Baseball players are assets, investments. How can teams get the most out of that investment if the player has to survive on fast food, or skip meals altogether; sleep on an air mattress in a kitchen and share a one-bedroom apartment with four other players; worry about how he is going to pay for his baseball bats or cleats; or take a second job during season? The stress of the need to perform on field can pale next to the stress of dealing with distractions off the field.
As a $10-billion-a-year business, MLB certainly can afford to pay minor leaguers even more, especially after baseball disbanded 40 minor league teams over the winter, cutting 1,000 players. If baseball would pay each player on the 120 minor league teams a $50,000 salary, the bill would come to $150 million. Divided among the 30 major league teams that comes to $5 million apiece – or just a little more than the average salary of one major league player.

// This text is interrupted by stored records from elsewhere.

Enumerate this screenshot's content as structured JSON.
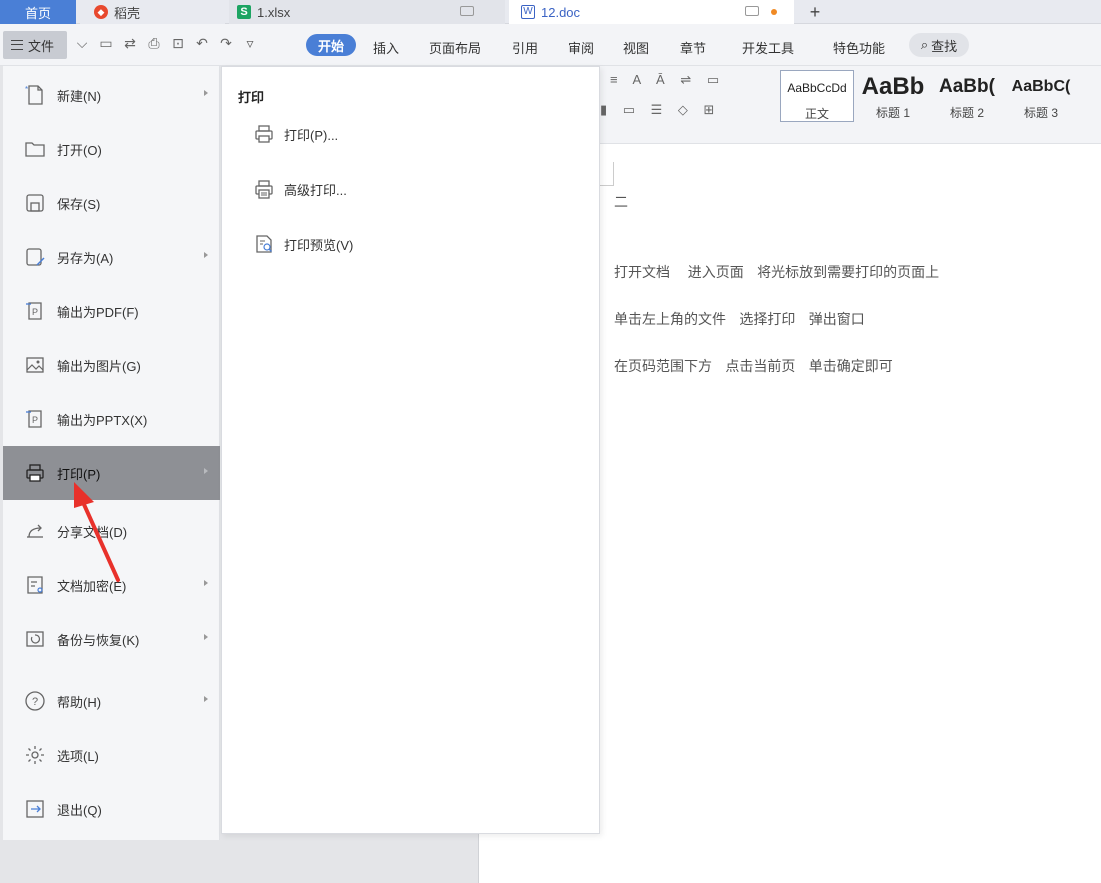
{
  "tabs": {
    "home": "首页",
    "daoke": "稻壳",
    "xlsx": "1.xlsx",
    "doc": "12.doc",
    "add": "+"
  },
  "ribbon": {
    "file_label": "文件",
    "tabs": [
      "开始",
      "插入",
      "页面布局",
      "引用",
      "审阅",
      "视图",
      "章节",
      "开发工具",
      "特色功能"
    ],
    "active_tab": "开始",
    "search": "查找"
  },
  "styles": {
    "normal_preview": "AaBbCcDd",
    "normal_label": "正文",
    "h1_preview": "AaBb",
    "h1_label": "标题 1",
    "h2_preview": "AaBb(",
    "h2_label": "标题 2",
    "h3_preview": "AaBbC(",
    "h3_label": "标题 3"
  },
  "file_menu": {
    "items": [
      {
        "label": "新建(N)",
        "icon": "new-file-icon",
        "has_submenu": true
      },
      {
        "label": "打开(O)",
        "icon": "folder-icon",
        "has_submenu": false
      },
      {
        "label": "保存(S)",
        "icon": "save-icon",
        "has_submenu": false
      },
      {
        "label": "另存为(A)",
        "icon": "save-as-icon",
        "has_submenu": true
      },
      {
        "label": "输出为PDF(F)",
        "icon": "export-pdf-icon",
        "has_submenu": false
      },
      {
        "label": "输出为图片(G)",
        "icon": "export-image-icon",
        "has_submenu": false
      },
      {
        "label": "输出为PPTX(X)",
        "icon": "export-pptx-icon",
        "has_submenu": false
      },
      {
        "label": "打印(P)",
        "icon": "printer-icon",
        "has_submenu": true,
        "active": true
      },
      {
        "label": "分享文档(D)",
        "icon": "share-icon",
        "has_submenu": false
      },
      {
        "label": "文档加密(E)",
        "icon": "encrypt-icon",
        "has_submenu": true
      },
      {
        "label": "备份与恢复(K)",
        "icon": "backup-icon",
        "has_submenu": true
      },
      {
        "label": "帮助(H)",
        "icon": "help-icon",
        "has_submenu": true
      },
      {
        "label": "选项(L)",
        "icon": "gear-icon",
        "has_submenu": false
      },
      {
        "label": "退出(Q)",
        "icon": "exit-icon",
        "has_submenu": false
      }
    ]
  },
  "print_submenu": {
    "title": "打印",
    "items": [
      {
        "label": "打印(P)...",
        "icon": "printer-icon"
      },
      {
        "label": "高级打印...",
        "icon": "advanced-print-icon"
      },
      {
        "label": "打印预览(V)",
        "icon": "print-preview-icon"
      }
    ]
  },
  "document": {
    "heading": "二",
    "lines": [
      "打开文档    进入页面   将光标放到需要打印的页面上",
      "单击左上角的文件   选择打印   弹出窗口",
      "在页码范围下方   点击当前页   单击确定即可"
    ]
  },
  "colors": {
    "accent": "#4a7fd6",
    "annotation_arrow": "#e8312b"
  }
}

In addition, baseball should, at the very least, help subsidize a player’s housing costs. Better yet, pay for the accommodations.
Hopefully, this winter Major League Baseball teams will continue to make improvements in assisting their minor league players. MLB has the means; it also should have the desire. Because what those players must endure to pursue their dream of reaching the majors is shameful. A $50,000 salary would, as Caleb Joseph said, make that chase more dignified.
There is no reason why minor league players must continue being “Professional Baseball’s Paupers.”
Dennis Richardson is a writer/editor with Words Matter. He has an extensive background as a reporter, copy editor, sportswriter, sports copy editor, and Senior Special Sections Writer with newspapers in Missouri and Florida. He lives outside of Orlando, FL.